The little peepers arrived right on time, 29 days from the start of incubation on 9th April. And here’s a strange story. The night before they hatched, I had a dream of a large white egg, in close up, surrounded by a gauzy black void, and something was pecking out from inside the egg, tapping on shell’s bulbous end. Tick tick tick. Then, near the end of work last Friday, I got a call from Katherine. “We have baby goslings!”
As soon as I got home, I lifted up Mama Dorothy from the nest a bit and saw a single gosling peeking out from beneath her bulk. Another gosling revealed itself when I lifted the hen up even farther.
Running inside the house, I flipped through Harvey Ussery’s book on chickens for some advice. He recommends introducing chicks to the real world and their new flock from day one. Better they learn to forage and fend for themselves from a young age. So I did as he advised and recorded as the two wobbly little goslings took their first stumbling steps. “They look like sleepy, fuzzy aliens,” a friend observed when she saw the video. And drunk, I might add; on their first day of life, little birds – maybe like little people? I wouldn’t know; baby animals are the only babies I’ve ever really closely observed – wobble and totter like drunkards.
When we first got our waterfowl flock last spring, our hope was that the birds would imprint on us and maybe even grow to like us. From what we read, handling them as little as possible can help to that end. Nothing doing. Our birds will try to force their bodies through a wall of utility fencing to get away from us. This time around, we’re trying to handle the goslings more as an experiment. From the moment I introduced them to the bright new world, I began handling them. They craved warmth and protection, and holding one of them in my hand, he (she? We still have to sex them) began dozing off.
One of the goslings – we’ll call it G1 for the time being — appeared stronger and fitter for life than the other (G2). G1’s downy feathers were clean and yellow; G2’s were dirty, and egg detritus still clung to its wings. And yet, G2 was the first one to take his tentative first steps. He seemed more lively and awake. While G1 nestled in the warmth of my arms, G2 tried his best to stumble through the grass and even to nibble it a bit.

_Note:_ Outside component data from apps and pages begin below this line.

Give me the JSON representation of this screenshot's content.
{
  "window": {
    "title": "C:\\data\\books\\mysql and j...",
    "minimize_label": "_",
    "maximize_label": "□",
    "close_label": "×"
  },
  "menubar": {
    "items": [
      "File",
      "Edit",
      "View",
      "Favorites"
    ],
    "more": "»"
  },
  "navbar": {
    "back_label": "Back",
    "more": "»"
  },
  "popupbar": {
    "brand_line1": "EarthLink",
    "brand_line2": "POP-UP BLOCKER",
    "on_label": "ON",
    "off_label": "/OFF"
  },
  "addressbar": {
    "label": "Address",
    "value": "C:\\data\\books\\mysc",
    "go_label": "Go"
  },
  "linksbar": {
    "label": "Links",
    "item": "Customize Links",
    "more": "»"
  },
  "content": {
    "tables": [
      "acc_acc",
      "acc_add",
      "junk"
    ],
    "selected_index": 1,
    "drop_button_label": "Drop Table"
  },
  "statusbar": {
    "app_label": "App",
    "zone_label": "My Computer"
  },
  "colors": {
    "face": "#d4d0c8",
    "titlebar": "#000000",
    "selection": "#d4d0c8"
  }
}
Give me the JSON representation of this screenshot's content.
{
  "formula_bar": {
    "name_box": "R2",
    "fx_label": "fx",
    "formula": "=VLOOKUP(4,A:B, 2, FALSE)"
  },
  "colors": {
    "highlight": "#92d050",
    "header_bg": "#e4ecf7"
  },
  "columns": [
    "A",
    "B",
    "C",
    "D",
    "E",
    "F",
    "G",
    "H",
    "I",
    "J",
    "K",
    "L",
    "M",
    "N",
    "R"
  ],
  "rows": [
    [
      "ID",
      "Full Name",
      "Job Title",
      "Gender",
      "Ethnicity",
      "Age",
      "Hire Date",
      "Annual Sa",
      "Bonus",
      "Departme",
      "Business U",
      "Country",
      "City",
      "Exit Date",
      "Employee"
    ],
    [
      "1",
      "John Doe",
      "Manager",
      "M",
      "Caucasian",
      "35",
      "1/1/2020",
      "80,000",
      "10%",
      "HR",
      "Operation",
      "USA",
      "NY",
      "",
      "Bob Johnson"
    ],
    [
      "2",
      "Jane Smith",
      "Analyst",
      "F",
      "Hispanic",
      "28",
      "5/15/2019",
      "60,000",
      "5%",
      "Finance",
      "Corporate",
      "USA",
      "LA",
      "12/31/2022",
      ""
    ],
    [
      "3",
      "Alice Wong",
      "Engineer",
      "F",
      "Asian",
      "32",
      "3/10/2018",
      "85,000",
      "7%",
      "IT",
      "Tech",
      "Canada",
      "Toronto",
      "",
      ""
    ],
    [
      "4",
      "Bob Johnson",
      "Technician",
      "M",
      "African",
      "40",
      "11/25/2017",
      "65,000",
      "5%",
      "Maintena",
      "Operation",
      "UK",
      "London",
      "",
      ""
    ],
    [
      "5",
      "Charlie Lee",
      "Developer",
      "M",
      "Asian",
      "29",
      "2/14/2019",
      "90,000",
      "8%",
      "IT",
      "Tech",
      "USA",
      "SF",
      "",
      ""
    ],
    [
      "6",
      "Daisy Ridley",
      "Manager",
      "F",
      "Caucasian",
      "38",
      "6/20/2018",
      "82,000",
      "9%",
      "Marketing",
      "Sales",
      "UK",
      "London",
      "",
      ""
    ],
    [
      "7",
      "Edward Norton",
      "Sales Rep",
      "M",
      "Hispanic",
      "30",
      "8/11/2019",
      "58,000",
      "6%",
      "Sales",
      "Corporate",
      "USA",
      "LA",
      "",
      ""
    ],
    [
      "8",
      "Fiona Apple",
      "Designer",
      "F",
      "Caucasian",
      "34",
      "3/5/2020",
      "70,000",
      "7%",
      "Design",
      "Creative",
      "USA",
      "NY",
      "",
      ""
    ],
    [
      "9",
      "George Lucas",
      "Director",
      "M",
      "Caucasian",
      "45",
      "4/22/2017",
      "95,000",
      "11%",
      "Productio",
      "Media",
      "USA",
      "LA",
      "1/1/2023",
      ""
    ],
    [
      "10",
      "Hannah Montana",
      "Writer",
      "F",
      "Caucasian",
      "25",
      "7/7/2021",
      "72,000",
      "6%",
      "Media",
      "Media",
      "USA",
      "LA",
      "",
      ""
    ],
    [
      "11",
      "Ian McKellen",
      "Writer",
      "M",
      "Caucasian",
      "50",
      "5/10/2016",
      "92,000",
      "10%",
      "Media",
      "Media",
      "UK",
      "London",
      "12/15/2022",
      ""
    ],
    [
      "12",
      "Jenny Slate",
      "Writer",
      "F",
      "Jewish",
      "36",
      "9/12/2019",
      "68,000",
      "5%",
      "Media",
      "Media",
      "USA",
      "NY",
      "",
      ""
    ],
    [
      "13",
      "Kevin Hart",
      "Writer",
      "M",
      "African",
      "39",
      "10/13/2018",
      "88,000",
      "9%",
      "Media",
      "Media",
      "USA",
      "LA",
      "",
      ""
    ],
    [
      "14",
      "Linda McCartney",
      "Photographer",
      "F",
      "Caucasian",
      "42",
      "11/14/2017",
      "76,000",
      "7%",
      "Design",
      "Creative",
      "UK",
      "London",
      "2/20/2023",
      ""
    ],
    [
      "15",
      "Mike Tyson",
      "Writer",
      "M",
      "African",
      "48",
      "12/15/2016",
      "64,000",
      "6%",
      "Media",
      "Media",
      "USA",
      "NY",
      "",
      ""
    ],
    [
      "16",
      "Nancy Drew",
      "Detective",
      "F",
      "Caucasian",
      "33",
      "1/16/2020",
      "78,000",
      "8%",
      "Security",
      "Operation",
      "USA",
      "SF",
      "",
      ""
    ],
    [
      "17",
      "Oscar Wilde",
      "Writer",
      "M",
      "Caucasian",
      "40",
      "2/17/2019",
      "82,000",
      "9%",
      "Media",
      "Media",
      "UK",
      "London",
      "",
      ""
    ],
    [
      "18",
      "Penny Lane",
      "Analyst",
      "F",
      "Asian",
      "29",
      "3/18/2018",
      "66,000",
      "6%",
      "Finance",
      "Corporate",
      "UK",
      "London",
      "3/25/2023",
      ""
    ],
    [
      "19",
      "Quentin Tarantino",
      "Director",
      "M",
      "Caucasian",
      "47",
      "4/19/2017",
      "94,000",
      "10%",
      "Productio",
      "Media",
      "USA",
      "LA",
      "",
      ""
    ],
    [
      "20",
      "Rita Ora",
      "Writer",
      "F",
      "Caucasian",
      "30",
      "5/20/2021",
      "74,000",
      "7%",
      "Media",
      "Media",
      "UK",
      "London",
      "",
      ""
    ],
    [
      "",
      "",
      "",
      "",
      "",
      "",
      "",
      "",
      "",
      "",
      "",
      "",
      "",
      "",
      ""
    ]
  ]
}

Mama Dorothy seemed pleased to finally be off the nest. With her new found freedom, she took a good solid poop and then immediately started foraging. She showed little interest in the goslings, and I was concerned that maybe she thought her job was done: “I hatched the little bastards, now it’s your turn!” My first inclination was to get the birds in a brooder ASAP, but Katherine disliked that idea. She wanted to give the goslings as “natural” an upbringing as possible. That meant not only being hatched by a bird, but being cared for by one until the time came to get weaned. Ultimately, we’ve charged Mama Dorothy with rearing the hatchlings.
We’re going to do our level best to get a bunch of blog updates out during the goslings’ first few weeks of life, so stay tuned.